Return the entire listing, word for word.
"""
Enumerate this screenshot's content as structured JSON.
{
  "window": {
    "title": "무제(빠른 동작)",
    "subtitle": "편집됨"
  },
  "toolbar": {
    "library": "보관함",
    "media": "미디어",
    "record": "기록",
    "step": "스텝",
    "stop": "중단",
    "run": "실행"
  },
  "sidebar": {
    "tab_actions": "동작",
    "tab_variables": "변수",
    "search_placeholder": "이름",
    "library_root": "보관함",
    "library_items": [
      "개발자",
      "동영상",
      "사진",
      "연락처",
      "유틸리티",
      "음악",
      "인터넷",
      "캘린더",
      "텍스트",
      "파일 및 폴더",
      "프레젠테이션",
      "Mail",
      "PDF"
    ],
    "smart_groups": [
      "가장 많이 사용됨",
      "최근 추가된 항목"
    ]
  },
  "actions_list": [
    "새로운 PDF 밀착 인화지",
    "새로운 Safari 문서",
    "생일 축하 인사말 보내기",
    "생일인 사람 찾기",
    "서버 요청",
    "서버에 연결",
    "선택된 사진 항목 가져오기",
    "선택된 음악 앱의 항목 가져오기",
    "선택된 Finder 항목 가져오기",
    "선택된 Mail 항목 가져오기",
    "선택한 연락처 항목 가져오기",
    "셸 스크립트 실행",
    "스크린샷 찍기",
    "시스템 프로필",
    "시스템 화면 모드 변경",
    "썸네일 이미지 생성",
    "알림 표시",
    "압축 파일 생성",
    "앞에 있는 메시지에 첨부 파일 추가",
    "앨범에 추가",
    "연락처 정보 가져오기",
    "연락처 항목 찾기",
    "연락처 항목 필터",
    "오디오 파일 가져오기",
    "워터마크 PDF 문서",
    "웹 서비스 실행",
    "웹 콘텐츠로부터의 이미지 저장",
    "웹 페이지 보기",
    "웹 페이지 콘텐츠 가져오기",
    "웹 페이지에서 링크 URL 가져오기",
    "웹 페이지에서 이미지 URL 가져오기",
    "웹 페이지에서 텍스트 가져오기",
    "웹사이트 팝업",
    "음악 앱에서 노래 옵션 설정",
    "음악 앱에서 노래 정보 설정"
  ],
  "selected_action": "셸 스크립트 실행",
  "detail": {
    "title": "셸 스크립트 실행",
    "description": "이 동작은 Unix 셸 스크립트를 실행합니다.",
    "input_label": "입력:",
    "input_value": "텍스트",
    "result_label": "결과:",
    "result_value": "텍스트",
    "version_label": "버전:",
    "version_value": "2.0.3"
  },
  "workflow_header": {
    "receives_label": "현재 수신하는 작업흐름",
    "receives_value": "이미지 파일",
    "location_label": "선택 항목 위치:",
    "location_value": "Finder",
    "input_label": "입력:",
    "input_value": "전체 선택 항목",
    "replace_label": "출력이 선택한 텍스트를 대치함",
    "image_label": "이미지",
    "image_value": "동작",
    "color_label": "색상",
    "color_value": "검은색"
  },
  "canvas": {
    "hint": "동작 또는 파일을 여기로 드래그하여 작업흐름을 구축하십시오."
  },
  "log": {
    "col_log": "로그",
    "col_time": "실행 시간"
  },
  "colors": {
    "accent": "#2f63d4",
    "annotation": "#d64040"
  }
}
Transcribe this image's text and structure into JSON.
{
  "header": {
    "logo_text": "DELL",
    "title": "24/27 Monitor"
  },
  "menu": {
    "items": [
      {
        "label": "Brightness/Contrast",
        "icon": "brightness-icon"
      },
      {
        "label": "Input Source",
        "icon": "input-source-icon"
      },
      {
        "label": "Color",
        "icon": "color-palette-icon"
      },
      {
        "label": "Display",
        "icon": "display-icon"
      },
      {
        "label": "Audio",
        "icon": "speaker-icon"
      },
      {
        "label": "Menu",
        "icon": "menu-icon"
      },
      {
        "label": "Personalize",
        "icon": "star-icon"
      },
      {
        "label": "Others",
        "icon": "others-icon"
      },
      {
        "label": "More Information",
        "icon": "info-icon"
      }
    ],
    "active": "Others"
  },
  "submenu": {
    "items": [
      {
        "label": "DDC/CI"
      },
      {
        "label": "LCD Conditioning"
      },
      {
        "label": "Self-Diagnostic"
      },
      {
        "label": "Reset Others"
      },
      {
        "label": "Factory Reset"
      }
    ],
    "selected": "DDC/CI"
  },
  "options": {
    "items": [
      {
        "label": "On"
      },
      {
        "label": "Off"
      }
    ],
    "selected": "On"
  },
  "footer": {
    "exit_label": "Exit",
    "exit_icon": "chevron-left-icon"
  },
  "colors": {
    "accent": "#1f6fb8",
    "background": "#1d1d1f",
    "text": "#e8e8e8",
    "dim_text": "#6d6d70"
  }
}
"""
Expected answer »
Enumerate this screenshot's content as structured JSON.
{
  "window": {
    "title": "무제(빠른 동작)",
    "subtitle": "편집됨"
  },
  "toolbar": {
    "library": "보관함",
    "media": "미디어",
    "record": "기록",
    "step": "스텝",
    "stop": "중단",
    "run": "실행"
  },
  "sidebar": {
    "tab_actions": "동작",
    "tab_variables": "변수",
    "search_placeholder": "이름",
    "library_root": "보관함",
    "library_items": [
      "개발자",
      "동영상",
      "사진",
      "연락처",
      "유틸리티",
      "음악",
      "인터넷",
      "캘린더",
      "텍스트",
      "파일 및 폴더",
      "프레젠테이션",
      "Mail",
      "PDF"
    ],
    "smart_groups": [
      "가장 많이 사용됨",
      "최근 추가된 항목"
    ]
  },
  "actions_list": [
    "새로운 PDF 밀착 인화지",
    "새로운 Safari 문서",
    "생일 축하 인사말 보내기",
    "생일인 사람 찾기",
    "서버 요청",
    "서버에 연결",
    "선택된 사진 항목 가져오기",
    "선택된 음악 앱의 항목 가져오기",
    "선택된 Finder 항목 가져오기",
    "선택된 Mail 항목 가져오기",
    "선택한 연락처 항목 가져오기",
    "셸 스크립트 실행",
    "스크린샷 찍기",
    "시스템 프로필",
    "시스템 화면 모드 변경",
    "썸네일 이미지 생성",
    "알림 표시",
    "압축 파일 생성",
    "앞에 있는 메시지에 첨부 파일 추가",
    "앨범에 추가",
    "연락처 정보 가져오기",
    "연락처 항목 찾기",
    "연락처 항목 필터",
    "오디오 파일 가져오기",
    "워터마크 PDF 문서",
    "웹 서비스 실행",
    "웹 콘텐츠로부터의 이미지 저장",
    "웹 페이지 보기",
    "웹 페이지 콘텐츠 가져오기",
    "웹 페이지에서 링크 URL 가져오기",
    "웹 페이지에서 이미지 URL 가져오기",
    "웹 페이지에서 텍스트 가져오기",
    "웹사이트 팝업",
    "음악 앱에서 노래 옵션 설정",
    "음악 앱에서 노래 정보 설정"
  ],
  "selected_action": "셸 스크립트 실행",
  "detail": {
    "title": "셸 스크립트 실행",
    "description": "이 동작은 Unix 셸 스크립트를 실행합니다.",
    "input_label": "입력:",
    "input_value": "텍스트",
    "result_label": "결과:",
    "result_value": "텍스트",
    "version_label": "버전:",
    "version_value": "2.0.3"
  },
  "workflow_header": {
    "receives_label": "현재 수신하는 작업흐름",
    "receives_value": "이미지 파일",
    "location_label": "선택 항목 위치:",
    "location_value": "Finder",
    "input_label": "입력:",
    "input_value": "전체 선택 항목",
    "replace_label": "출력이 선택한 텍스트를 대치함",
    "image_label": "이미지",
    "image_value": "동작",
    "color_label": "색상",
    "color_value": "검은색"
  },
  "canvas": {
    "hint": "동작 또는 파일을 여기로 드래그하여 작업흐름을 구축하십시오."
  },
  "log": {
    "col_log": "로그",
    "col_time": "실행 시간"
  },
  "colors": {
    "accent": "#2f63d4",
    "annotation": "#d64040"
  }
}
Transcribe this image's text and structure into JSON.
{
  "header": {
    "logo_text": "DELL",
    "title": "24/27 Monitor"
  },
  "menu": {
    "items": [
      {
        "label": "Brightness/Contrast",
        "icon": "brightness-icon"
      },
      {
        "label": "Input Source",
        "icon": "input-source-icon"
      },
      {
        "label": "Color",
        "icon": "color-palette-icon"
      },
      {
        "label": "Display",
        "icon": "display-icon"
      },
      {
        "label": "Audio",
        "icon": "speaker-icon"
      },
      {
        "label": "Menu",
        "icon": "menu-icon"
      },
      {
        "label": "Personalize",
        "icon": "star-icon"
      },
      {
        "label": "Others",
        "icon": "others-icon"
      },
      {
        "label": "More Information",
        "icon": "info-icon"
      }
    ],
    "active": "Others"
  },
  "submenu": {
    "items": [
      {
        "label": "DDC/CI"
      },
      {
        "label": "LCD Conditioning"
      },
      {
        "label": "Self-Diagnostic"
      },
      {
        "label": "Reset Others"
      },
      {
        "label": "Factory Reset"
      }
    ],
    "selected": "DDC/CI"
  },
  "options": {
    "items": [
      {
        "label": "On"
      },
      {
        "label": "Off"
      }
    ],
    "selected": "On"
  },
  "footer": {
    "exit_label": "Exit",
    "exit_icon": "chevron-left-icon"
  },
  "colors": {
    "accent": "#1f6fb8",
    "background": "#1d1d1f",
    "text": "#e8e8e8",
    "dim_text": "#6d6d70"
  }
}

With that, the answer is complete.